Monday, June 14, 2010

Ethics and Technology

Last Wednesday I had dinner with a friend, and the subject of electronic piracy came up. This is something of a hot-button issue among most of my friends, so I always like to gauge where people stand on it.

The issue as I see it is this: electronic piracy is very tempting and very easy, especially with streaming sites and direct download everywhere. It used to be that the technology wasn't at a level that made downloading movies (for example) either affordable or practical, but over the course of the last few years that has changed. Wed hosting is cheaper and high-speed access is readily available. The degree of policing varies a lot, of course, but it seems that it is often possible to get away with it, especially since uploaders are often prosecuted, not downloaders. And legal distribution does not quite keep up with demand, especially for those of us with somewhat niche tastes.

Of course all of this is against the law in most parts of the world. But is it unethical? This, I think, is a much more serious consideration.

My idea of ethics is that we should avoid causing harm to others as best as we can while trying to alleviate harm that has already been done. So does piracy cause harm? The issue I struggle with is that some of us (perhaps a lot of us) wouldn't have bought the product we pirated.
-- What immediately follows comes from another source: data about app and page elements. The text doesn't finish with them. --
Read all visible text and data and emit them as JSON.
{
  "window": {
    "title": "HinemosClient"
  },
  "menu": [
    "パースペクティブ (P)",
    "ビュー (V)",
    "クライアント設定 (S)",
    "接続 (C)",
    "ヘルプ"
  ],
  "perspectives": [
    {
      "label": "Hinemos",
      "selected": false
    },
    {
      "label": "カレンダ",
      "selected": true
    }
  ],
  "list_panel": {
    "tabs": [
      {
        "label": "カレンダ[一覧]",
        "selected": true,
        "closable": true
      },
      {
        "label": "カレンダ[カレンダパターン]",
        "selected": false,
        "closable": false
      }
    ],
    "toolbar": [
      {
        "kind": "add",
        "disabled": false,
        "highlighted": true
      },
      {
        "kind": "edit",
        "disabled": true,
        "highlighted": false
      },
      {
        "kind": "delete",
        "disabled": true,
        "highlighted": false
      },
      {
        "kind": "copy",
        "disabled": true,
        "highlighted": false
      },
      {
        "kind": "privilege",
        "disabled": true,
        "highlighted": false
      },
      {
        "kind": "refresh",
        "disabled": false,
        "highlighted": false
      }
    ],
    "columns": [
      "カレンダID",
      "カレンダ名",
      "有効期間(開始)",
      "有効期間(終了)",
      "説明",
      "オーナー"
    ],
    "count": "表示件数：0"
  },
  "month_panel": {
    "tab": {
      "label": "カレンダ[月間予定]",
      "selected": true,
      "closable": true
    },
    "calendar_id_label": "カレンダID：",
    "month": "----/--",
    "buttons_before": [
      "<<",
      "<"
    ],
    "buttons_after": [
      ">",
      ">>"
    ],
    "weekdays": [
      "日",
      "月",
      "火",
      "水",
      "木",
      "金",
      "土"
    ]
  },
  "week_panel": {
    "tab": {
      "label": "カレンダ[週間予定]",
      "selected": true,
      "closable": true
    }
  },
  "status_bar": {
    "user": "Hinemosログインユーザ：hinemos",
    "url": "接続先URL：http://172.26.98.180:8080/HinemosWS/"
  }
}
Or what if it's something that is unavailable (or very rare) through legal channels, like a movie that has only been released in another country or a book that's been out of print for twenty years? I mean, the harm that might conceivably be caused is that of the legitimate producers (creative talent, distributors, etc.) not getting a profit, which is a tenuous kind of harm at best.

At the same time, as I told my friend, it seems to me that the urge to download illegally comes from a somewhat ugly bit of entitlement - I want it, so I should have it. And this bothers me, even if no one's much harmed in the process.
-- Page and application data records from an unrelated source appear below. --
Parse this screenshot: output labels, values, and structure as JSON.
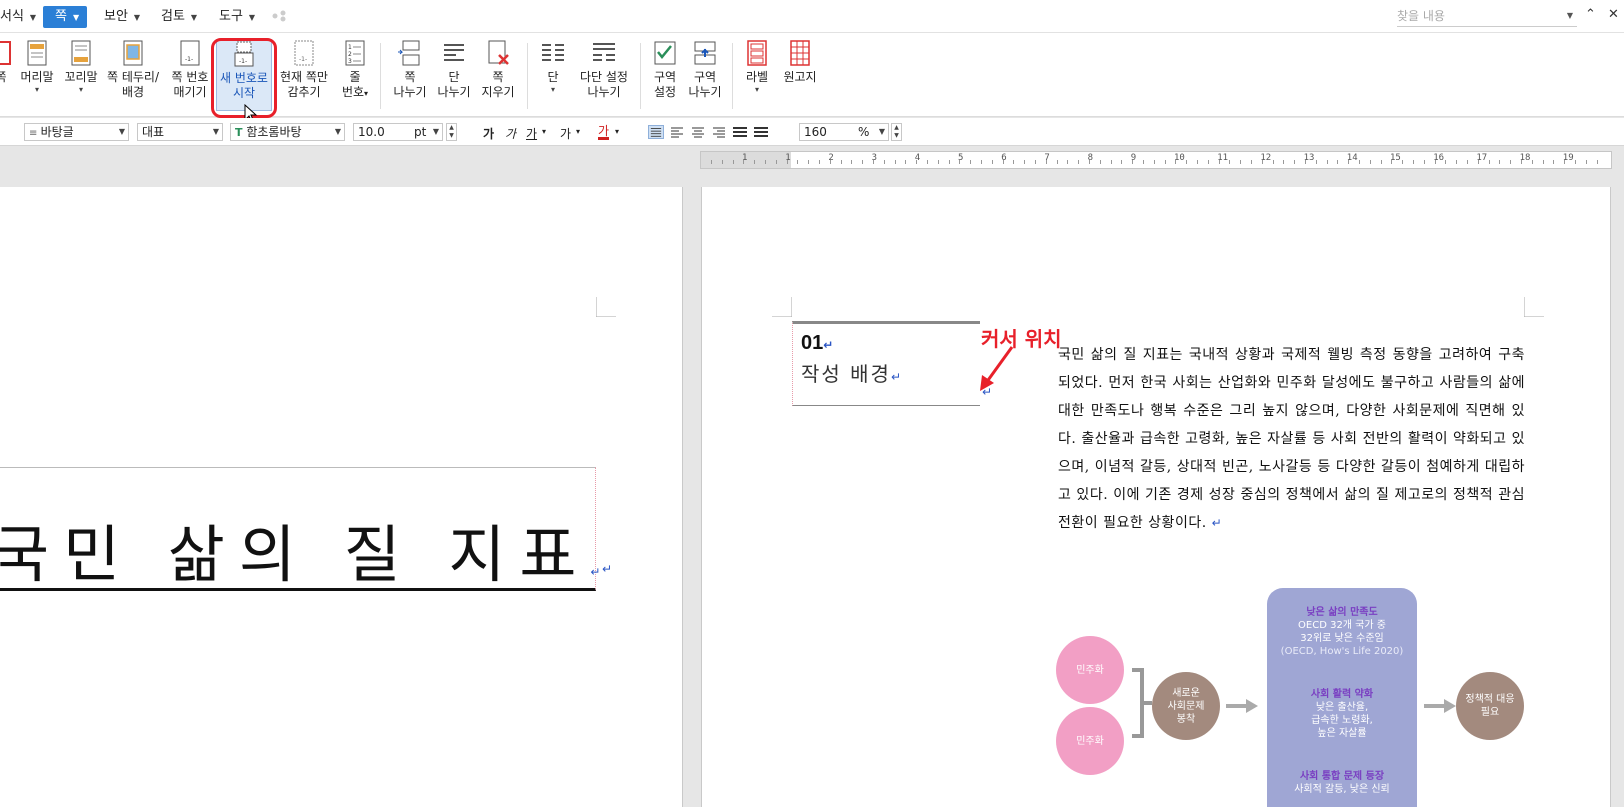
{
  "menubar": {
    "items": [
      {
        "label": "서식",
        "active": false
      },
      {
        "label": "쪽",
        "active": true
      },
      {
        "label": "보안",
        "active": false
      },
      {
        "label": "검토",
        "active": false
      },
      {
        "label": "도구",
        "active": false
      }
    ],
    "search_placeholder": "찾을 내용"
  },
  "ribbon": {
    "buttons": [
      {
        "line1": "쪽",
        "line2": "",
        "icon": "page-icon"
      },
      {
        "line1": "머리말",
        "line2": "",
        "icon": "header-icon",
        "dropdown": true
      },
      {
        "line1": "꼬리말",
        "line2": "",
        "icon": "footer-icon",
        "dropdown": true
      },
      {
        "line1": "쪽 테두리/",
        "line2": "배경",
        "icon": "page-border-icon"
      },
      {
        "line1": "쪽 번호",
        "line2": "매기기",
        "icon": "page-number-icon"
      },
      {
        "line1": "새 번호로",
        "line2": "시작",
        "icon": "new-number-icon",
        "selected": true
      },
      {
        "line1": "현재 쪽만",
        "line2": "감추기",
        "icon": "hide-current-page-icon"
      },
      {
        "line1": "줄",
        "line2": "번호",
        "icon": "line-number-icon",
        "dropdown_inline": true
      },
      {
        "line1": "쪽",
        "line2": "나누기",
        "icon": "page-break-icon"
      },
      {
        "line1": "단",
        "line2": "나누기",
        "icon": "column-break-icon"
      },
      {
        "line1": "쪽",
        "line2": "지우기",
        "icon": "delete-page-icon"
      },
      {
        "line1": "단",
        "line2": "",
        "icon": "columns-icon",
        "dropdown": true
      },
      {
        "line1": "다단 설정",
        "line2": "나누기",
        "icon": "multi-column-icon"
      },
      {
        "line1": "구역",
        "line2": "설정",
        "icon": "section-settings-icon"
      },
      {
        "line1": "구역",
        "line2": "나누기",
        "icon": "section-break-icon"
      },
      {
        "line1": "라벨",
        "line2": "",
        "icon": "label-icon",
        "dropdown": true
      },
      {
        "line1": "원고지",
        "line2": "",
        "icon": "manuscript-icon"
      }
    ]
  },
  "format": {
    "style": "바탕글",
    "font_lang": "대표",
    "font": "함초롬바탕",
    "size": "10.0",
    "unit": "pt",
    "bold": "가",
    "italic": "가",
    "underline": "가",
    "strike": "가",
    "color": "가",
    "zoom": "160",
    "zoom_unit": "%",
    "accent": "#d02020"
  },
  "ruler": {
    "labels": [
      "1",
      "1",
      "2",
      "3",
      "4",
      "5",
      "6",
      "7",
      "8",
      "9",
      "10",
      "11",
      "12",
      "13",
      "14",
      "15",
      "16",
      "17",
      "18",
      "19"
    ]
  },
  "left_page": {
    "title": "국민 삶의 질 지표"
  },
  "right_page": {
    "heading_number": "01",
    "heading_text": "작성 배경",
    "annotation": "커서 위치",
    "paragraph": "국민 삶의 질 지표는 국내적 상황과 국제적 웰빙 측정 동향을 고려하여 구축되었다. 먼저 한국 사회는 산업화와 민주화 달성에도 불구하고 사람들의 삶에 대한 만족도나 행복 수준은 그리 높지 않으며, 다양한 사회문제에 직면해 있다. 출산율과 급속한 고령화, 높은 자살률 등 사회 전반의 활력이 약화되고 있으며, 이념적 갈등, 상대적 빈곤, 노사갈등 등 다양한 갈등이 첨예하게 대립하고 있다. 이에 기존 경제 성장 중심의 정책에서 삶의 질 제고로의 정책적 관심 전환이 필요한 상황이다.",
    "diagram": {
      "circle_top": "민주화",
      "circle_bottom": "민주화",
      "middle_circle": "새로운\n사회문제\n봉착",
      "panel": [
        {
          "title": "낮은 삶의 만족도",
          "body": "OECD 32개 국가 중\n32위로 낮은 수준임",
          "source": "(OECD, How's Life 2020)"
        },
        {
          "title": "사회 활력 약화",
          "body": "낮은 출산율,\n급속한 노령화,\n높은 자살률",
          "source": ""
        },
        {
          "title": "사회 통합 문제 등장",
          "body": "사회적 갈등, 낮은 신뢰",
          "source": ""
        }
      ],
      "result_circle": "정책적 대응\n필요",
      "colors": {
        "pink": "#f29fc5",
        "brown": "#a38a7e",
        "panel": "#9fa6d4",
        "panel_title": "#7a3fc2"
      }
    }
  }
}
Fan works, on the other hand, I fully support, including the ones like music videos that take bits of the original material and remix or re-envision them.

I try to stay in the gray area of things that are unavailable, and I have bought some that later became available, but I remain quite conflicted on this issue.

I think it's hard to have an ethical system that isn't laid out for you ahead of time, and no matter your ethical or moral system, it's hard to follow the rules.

1 comment:

  1. A simple choices we make on an issue like this or, for example, on another apparently mundane issue such as how one behaves in traffic can have an effect on who you become. The question is, "Do we want to have some say over who we become and do we know what we want to become?"

    I liked your self-reflective post.